Are You One of the Many Who Celebrates Kwanzaa?
The holiday season arrives with so many fun traditions in store, delicious treats to eat, songs to sing, and so much more. Every family enjoys a slightly different way of celebrating the holiday, be it Christmas, Hanukkah, or Kwanzaa. A very popular question around the winter holiday season is Who Celebrates Kwanzaa?
The African-American holiday, Kwanzaa, comes from the Swahili language, meaning “first fruits.” Its signature colors, black, red, and green, coordinate well with many of the existing color schemes this time of year, yet they have their own powerful meanings. Black stands for the race of the African-American people, red for the people’s bloodshed, and green for hope and the color of the motherland. These are also the colors of the African flag.
Kwanzaa is celebrated most often in the United States, Kwanzaa stands not for religion or politics, but as a reflective holiday—a special way to unify the African-American community is to gather those who celebrate Kwanzaa and celebrate. In 1966, Dr. Maulana Karenga, a professor at California State University, created Kwanzaa to promote this special blend of unity and pride. Dating back to the Civil Rights Movement, Kwanzaa is a relatively new holiday, but a popular and special one to a family who celebrates Kwanzaa during the winter season.
Kwanzaa spans seven days from December 26 through January 1. For a family who celebrates Kwanzaa there are a number of special traditions. Here are a few to consider:
- Take time to decorate your home with beautiful and traditional African crafts.
- Feature colors of the African flag in your decorations as well.
- Select gifts, known as “zawadi,” to present to your loved ones on the last day of Kwanzaa.
- Many times each Kwanzaa focuses on a gift for the whole family to enjoy—one that will revive memories of this particular Kwanzaa years from now.
- Light a new candle each day on the “kinara,” a special candlestick holding seven candles, three red, three green, and one black candle in the center. The kinara sits upon a straw mat known as a mkeka, and you should place one ear of corn upon the mat for each child in the home.
- Be sure to display a “mazao” fruit basket and a “unity” cup for everyone to enjoy.
- As you light a candle each day, be sure to share in special traditions of togetherness with your family. Talk about feelings, teach others traditions like braiding hair or family recipes, work together on a chore, create something special, and share in the feast and celebration of Kwanzaa!

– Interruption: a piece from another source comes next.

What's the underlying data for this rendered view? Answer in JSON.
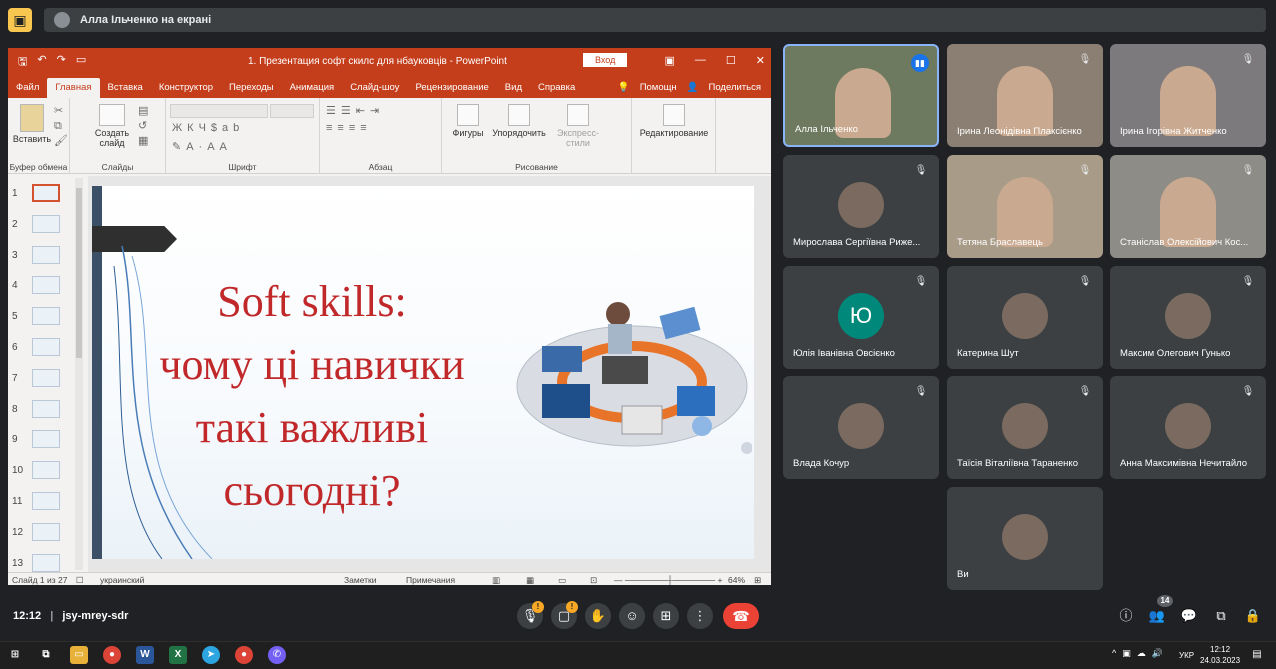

If your family is among those who celebrates Kwanzaa? Check out these great ideas:
What are some of your favorite Kwanzaa traditions? Share them for all to enjoy in our comments below.